Every record must be given again word for word; no picture belongs in the copy.

§ Exercise materials
####################
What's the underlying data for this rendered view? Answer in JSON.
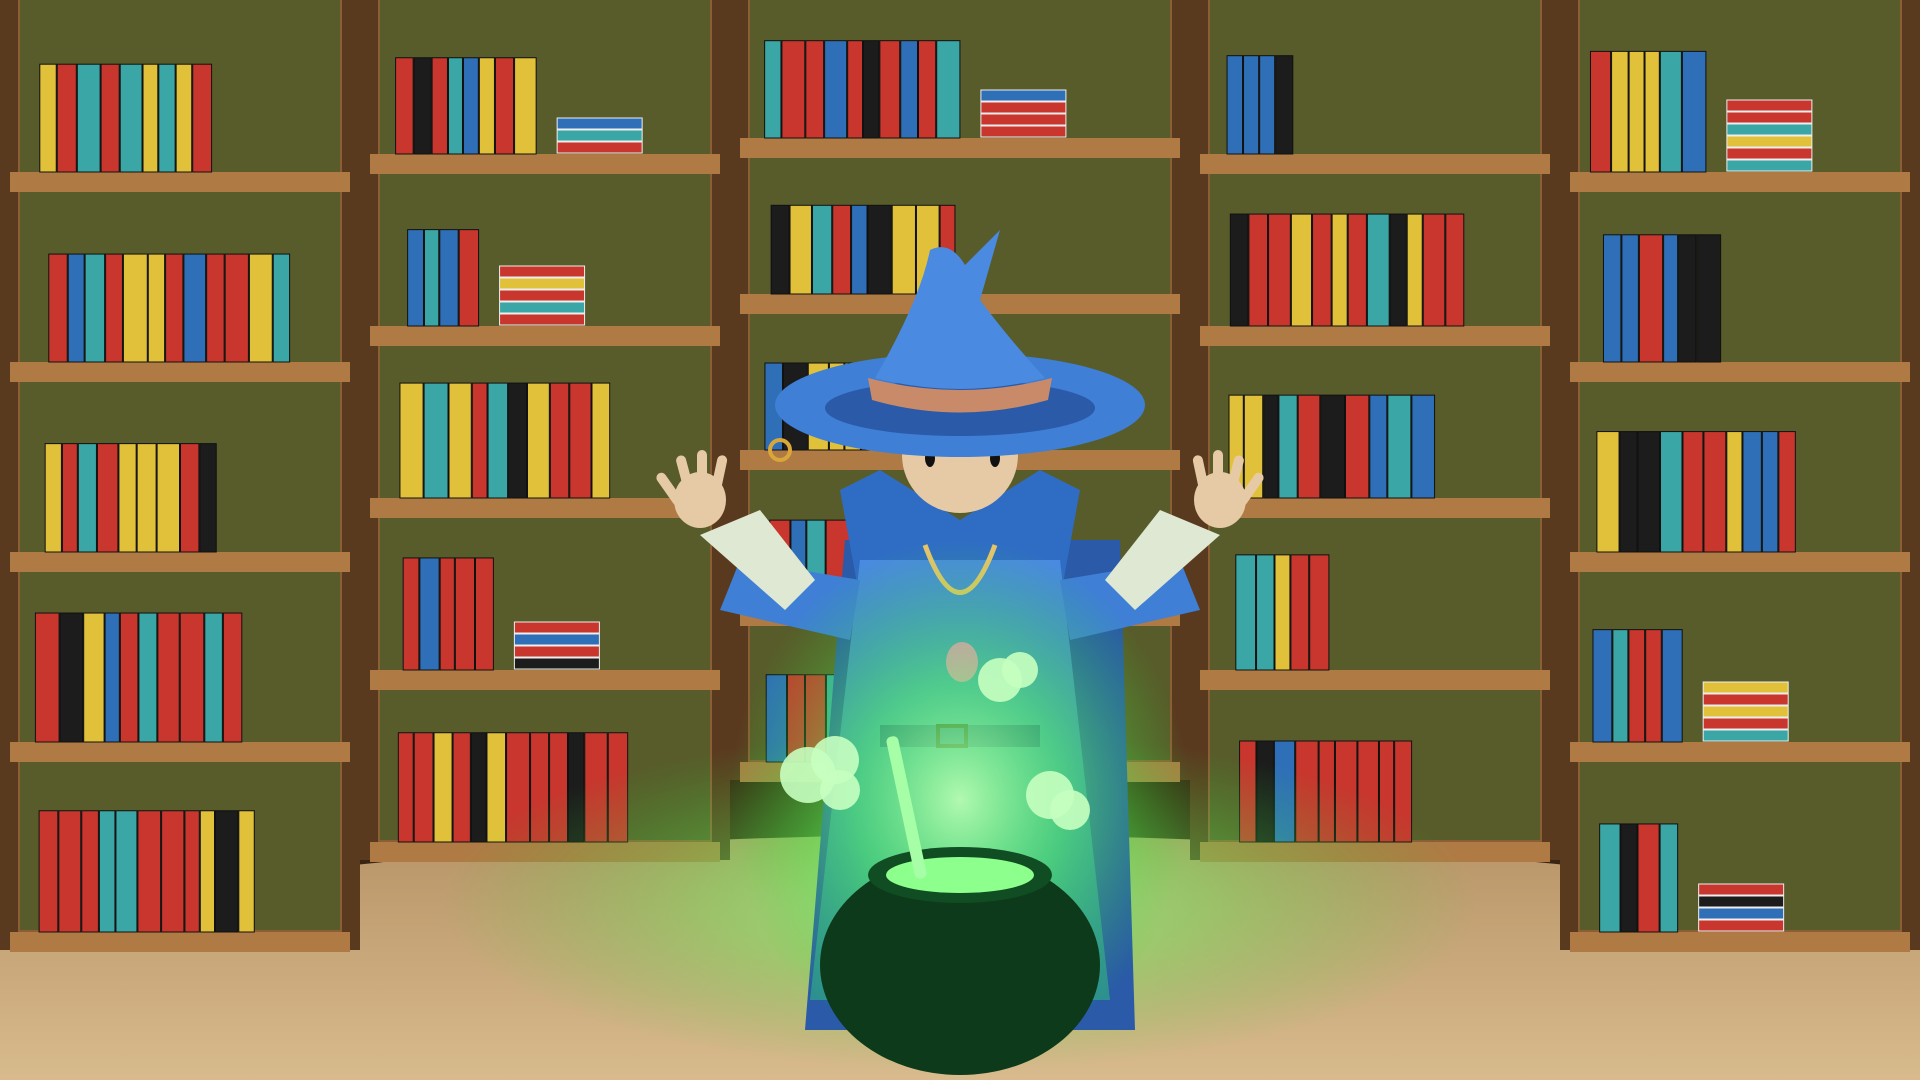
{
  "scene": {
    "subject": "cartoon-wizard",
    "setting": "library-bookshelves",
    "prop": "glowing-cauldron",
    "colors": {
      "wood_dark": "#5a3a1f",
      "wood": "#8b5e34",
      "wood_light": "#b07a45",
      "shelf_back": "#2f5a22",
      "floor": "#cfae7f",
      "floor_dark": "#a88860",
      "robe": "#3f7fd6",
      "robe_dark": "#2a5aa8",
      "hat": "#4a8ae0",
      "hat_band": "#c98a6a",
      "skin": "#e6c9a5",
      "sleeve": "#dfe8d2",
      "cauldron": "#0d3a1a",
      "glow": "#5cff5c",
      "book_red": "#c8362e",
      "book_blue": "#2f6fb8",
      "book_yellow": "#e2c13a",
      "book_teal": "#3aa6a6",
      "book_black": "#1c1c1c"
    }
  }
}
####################
§ Result for this task
What's the underlying data for this rendered view? Answer in JSON.
{
  "scene": {
    "subject": "cartoon-wizard",
    "setting": "library-bookshelves",
    "prop": "glowing-cauldron",
    "colors": {
      "wood_dark": "#5a3a1f",
      "wood": "#8b5e34",
      "wood_light": "#b07a45",
      "shelf_back": "#2f5a22",
      "floor": "#cfae7f",
      "floor_dark": "#a88860",
      "robe": "#3f7fd6",
      "robe_dark": "#2a5aa8",
      "hat": "#4a8ae0",
      "hat_band": "#c98a6a",
      "skin": "#e6c9a5",
      "sleeve": "#dfe8d2",
      "cauldron": "#0d3a1a",
      "glow": "#5cff5c",
      "book_red": "#c8362e",
      "book_blue": "#2f6fb8",
      "book_yellow": "#e2c13a",
      "book_teal": "#3aa6a6",
      "book_black": "#1c1c1c"
    }
  }
}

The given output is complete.